Fifth, it should not be abrupt without prior analysis of support plans. At this juncture, many have lost optimism as conflicts, terrorism, environmental damage, economic inequality, and rise of populism or shallow nationalism, etc. wield bad sceptre over the world, and now the deadly virus is taking a heavy toll of lives.
The government should give due emphasis to creating supportive health-care plans and infrastructure for well-conceived changes in society with human dignity, fairness, sustainability, and non-violence. When the informal sector’s share is so high and most of the people are migrating from rural to urban for daily wages, or even long-term livelihood, the impact of mitigation efforts is highly debatable. The government needs to strike a balance between the trade-offs between collateral damage of lockdown, containment, and the economic fallout without socio-economic disasters.
Sixth, in order to make it a success, it needs cooperation from both sides -- the citizens, and those in charge of ensuring their better protection via healthcare infrastructure development -- so that the economic losses incurred during 21 days' lockdown is minimized by supporting the underprivileged, wage earners, and the poor who dies many deaths every day thanks to their hand-to-mouth existence. The government should use this time-period to boost economic support for the vulnerable, initiate a new form of Private-Public-Partnerships for provision of safety protocol, health care facilities, equipment, and stimulating the economy with proper support via elasticity in policy-making by balancing epidemiological and economic trade-off.
Preparing the ground during this 21-day lockdown to achieve low fatality via command and control is effective only if this disease control results in a resurgence of economic activities with cluster control, testing, surveillance system using artificial intelligence, drones, to process granular geo-coded data for spatial infection tracking. All these will enable us to get causal inference via impact evaluation and help us revamp the healthcare system along with the economy where the loss of workforce will severely jolt the human capital.
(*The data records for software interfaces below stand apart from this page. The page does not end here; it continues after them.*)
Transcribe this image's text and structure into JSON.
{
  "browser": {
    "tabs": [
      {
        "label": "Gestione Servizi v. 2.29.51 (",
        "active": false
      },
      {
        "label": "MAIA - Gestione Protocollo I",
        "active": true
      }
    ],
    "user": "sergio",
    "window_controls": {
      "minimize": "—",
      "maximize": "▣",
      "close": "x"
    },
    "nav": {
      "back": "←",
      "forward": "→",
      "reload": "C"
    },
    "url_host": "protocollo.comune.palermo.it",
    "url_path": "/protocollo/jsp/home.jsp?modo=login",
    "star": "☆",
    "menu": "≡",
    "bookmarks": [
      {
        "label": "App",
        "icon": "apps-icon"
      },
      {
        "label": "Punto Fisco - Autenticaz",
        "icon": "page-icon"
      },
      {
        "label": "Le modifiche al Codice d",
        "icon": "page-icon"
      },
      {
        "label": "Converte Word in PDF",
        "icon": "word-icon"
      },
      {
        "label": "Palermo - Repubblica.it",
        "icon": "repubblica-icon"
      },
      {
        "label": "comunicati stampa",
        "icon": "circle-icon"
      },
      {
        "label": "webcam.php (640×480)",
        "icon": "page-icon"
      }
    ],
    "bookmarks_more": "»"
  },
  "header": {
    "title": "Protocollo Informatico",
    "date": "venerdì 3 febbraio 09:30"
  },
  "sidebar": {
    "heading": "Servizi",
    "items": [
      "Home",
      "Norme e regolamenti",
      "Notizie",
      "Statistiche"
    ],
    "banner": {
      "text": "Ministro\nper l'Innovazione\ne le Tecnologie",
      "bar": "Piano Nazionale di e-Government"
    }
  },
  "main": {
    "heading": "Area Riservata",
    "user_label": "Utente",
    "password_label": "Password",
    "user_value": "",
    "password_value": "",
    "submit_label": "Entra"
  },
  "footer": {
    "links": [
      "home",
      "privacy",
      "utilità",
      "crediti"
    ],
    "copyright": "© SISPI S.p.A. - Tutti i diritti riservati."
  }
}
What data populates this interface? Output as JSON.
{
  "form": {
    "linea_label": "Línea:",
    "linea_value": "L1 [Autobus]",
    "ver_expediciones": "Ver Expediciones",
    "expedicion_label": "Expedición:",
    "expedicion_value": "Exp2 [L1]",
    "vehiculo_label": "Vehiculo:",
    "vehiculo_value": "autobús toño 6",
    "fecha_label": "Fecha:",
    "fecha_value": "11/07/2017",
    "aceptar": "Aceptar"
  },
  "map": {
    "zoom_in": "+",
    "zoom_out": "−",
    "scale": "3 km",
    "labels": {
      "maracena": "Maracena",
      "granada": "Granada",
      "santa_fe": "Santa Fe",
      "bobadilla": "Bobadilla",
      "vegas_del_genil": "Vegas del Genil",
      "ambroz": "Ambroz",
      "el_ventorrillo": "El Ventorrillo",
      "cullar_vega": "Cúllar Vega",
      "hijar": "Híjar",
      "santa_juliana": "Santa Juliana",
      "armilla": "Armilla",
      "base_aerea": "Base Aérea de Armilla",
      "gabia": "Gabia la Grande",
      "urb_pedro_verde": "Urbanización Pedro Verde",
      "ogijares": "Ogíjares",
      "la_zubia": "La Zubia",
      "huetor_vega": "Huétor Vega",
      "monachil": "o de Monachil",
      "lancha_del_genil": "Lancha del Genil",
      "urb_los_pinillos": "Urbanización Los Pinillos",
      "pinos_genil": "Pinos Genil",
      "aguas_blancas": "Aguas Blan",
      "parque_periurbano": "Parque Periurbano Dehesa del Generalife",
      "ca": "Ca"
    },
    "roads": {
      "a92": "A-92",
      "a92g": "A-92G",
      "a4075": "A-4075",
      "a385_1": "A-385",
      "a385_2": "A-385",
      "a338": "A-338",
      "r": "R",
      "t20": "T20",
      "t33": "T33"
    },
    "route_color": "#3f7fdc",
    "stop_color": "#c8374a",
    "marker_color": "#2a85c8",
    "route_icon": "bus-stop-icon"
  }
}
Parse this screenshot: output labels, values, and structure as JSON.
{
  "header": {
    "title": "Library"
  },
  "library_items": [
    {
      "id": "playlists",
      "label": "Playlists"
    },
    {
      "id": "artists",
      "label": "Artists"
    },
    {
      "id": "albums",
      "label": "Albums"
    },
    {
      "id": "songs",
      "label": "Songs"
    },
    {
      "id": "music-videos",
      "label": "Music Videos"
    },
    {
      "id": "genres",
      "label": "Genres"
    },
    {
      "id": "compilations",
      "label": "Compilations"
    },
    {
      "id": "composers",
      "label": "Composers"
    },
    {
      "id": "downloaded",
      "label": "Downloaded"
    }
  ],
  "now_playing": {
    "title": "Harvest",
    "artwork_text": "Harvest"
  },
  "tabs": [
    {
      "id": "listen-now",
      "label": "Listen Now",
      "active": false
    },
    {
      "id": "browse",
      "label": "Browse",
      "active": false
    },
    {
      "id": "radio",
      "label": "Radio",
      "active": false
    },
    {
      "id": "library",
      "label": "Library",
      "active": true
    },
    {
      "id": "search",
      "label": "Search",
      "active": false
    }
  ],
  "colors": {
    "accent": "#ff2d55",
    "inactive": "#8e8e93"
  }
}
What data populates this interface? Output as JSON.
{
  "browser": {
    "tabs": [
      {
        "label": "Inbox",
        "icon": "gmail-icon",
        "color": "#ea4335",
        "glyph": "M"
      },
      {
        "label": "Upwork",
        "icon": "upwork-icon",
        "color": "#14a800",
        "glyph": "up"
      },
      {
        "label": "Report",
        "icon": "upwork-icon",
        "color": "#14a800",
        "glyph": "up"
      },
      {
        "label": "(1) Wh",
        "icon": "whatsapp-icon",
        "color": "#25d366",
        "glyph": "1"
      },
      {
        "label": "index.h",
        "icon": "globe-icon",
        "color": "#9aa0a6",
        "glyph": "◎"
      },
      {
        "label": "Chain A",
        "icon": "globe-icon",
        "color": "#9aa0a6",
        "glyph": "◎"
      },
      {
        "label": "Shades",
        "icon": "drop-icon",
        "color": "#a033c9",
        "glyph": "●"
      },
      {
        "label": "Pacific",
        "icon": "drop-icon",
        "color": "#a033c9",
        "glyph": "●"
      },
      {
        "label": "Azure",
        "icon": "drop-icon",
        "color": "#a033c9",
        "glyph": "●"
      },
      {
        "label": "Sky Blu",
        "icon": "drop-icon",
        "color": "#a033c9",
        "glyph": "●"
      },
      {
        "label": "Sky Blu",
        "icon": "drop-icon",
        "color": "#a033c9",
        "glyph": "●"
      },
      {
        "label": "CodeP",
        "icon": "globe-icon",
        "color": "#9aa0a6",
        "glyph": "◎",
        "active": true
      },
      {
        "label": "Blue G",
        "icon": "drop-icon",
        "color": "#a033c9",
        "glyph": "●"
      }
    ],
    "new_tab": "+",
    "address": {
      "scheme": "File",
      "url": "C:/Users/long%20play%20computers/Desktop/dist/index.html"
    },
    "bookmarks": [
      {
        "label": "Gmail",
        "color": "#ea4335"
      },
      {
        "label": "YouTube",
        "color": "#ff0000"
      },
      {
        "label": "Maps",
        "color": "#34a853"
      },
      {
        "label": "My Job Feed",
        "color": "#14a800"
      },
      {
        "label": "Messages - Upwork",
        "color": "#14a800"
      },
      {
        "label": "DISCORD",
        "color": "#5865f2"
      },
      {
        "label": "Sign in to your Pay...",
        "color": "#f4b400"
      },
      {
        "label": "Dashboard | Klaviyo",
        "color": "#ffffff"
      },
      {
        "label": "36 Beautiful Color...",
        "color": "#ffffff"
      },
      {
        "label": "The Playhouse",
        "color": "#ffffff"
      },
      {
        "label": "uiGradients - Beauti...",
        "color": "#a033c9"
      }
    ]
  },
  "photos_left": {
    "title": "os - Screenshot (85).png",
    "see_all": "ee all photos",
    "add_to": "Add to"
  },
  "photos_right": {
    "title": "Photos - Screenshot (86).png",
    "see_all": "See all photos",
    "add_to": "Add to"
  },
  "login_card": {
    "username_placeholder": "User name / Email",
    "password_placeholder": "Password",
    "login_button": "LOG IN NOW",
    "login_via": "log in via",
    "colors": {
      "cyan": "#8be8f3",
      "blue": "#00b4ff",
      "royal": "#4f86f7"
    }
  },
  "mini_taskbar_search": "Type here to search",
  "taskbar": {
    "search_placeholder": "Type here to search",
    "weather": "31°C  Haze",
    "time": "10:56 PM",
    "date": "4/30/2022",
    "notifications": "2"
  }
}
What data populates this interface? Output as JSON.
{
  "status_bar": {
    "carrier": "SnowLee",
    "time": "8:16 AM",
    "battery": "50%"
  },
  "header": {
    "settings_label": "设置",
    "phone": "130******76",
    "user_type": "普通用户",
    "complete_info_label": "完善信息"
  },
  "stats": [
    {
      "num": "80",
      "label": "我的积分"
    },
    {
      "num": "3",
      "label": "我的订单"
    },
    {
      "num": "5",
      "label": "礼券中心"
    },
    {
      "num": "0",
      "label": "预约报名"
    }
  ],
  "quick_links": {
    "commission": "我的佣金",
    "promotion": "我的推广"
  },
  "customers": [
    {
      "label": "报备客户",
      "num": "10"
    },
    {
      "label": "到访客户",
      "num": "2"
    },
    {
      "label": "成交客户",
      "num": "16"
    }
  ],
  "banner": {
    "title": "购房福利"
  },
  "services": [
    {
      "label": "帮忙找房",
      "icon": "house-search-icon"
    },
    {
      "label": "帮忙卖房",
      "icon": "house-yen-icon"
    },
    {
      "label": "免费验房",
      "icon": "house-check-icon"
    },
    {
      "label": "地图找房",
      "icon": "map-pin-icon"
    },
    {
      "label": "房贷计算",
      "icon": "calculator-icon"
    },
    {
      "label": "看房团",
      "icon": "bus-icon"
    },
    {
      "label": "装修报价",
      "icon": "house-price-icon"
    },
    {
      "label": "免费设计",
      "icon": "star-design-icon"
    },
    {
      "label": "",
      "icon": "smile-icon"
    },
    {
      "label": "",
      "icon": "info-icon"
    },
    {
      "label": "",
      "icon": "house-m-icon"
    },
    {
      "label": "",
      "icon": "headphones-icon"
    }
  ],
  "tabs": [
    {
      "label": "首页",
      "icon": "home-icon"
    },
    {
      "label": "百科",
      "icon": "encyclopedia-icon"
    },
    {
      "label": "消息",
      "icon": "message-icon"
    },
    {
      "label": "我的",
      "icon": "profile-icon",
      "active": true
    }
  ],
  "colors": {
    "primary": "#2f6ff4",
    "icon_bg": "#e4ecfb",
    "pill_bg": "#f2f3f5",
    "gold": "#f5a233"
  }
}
The stimulus package will work in the very short run because this crisis will disrupt the supply side also due to the implosion in the world economy. Hence, measures chalked out above are necessary as a supply-side shock cannot be fully handled via a demand-management policy in the end. We need a mixture of policies without any straitjacket.
This kind of approach is quintessential not only for now, but also to establish the Indian economy on a high trajectory in future, and making her a strong nation. This is for our ‘own’ national interest. Just as we need to stick together despite being quarantined to inhibit the spread of COVID-19, the same way we need to stand ‘united’ when the evils of separatism divide us apart. Like ‘Aladdin’ who rubbed the ‘Genie’ out of the bottle to roll the carpet, how the ritualistic ‘9’-magic lamp could ignite hopes remains to be seen.
(Gouranga Das is a Professor of Economics at Hanyang University, Seoul, South Korea.)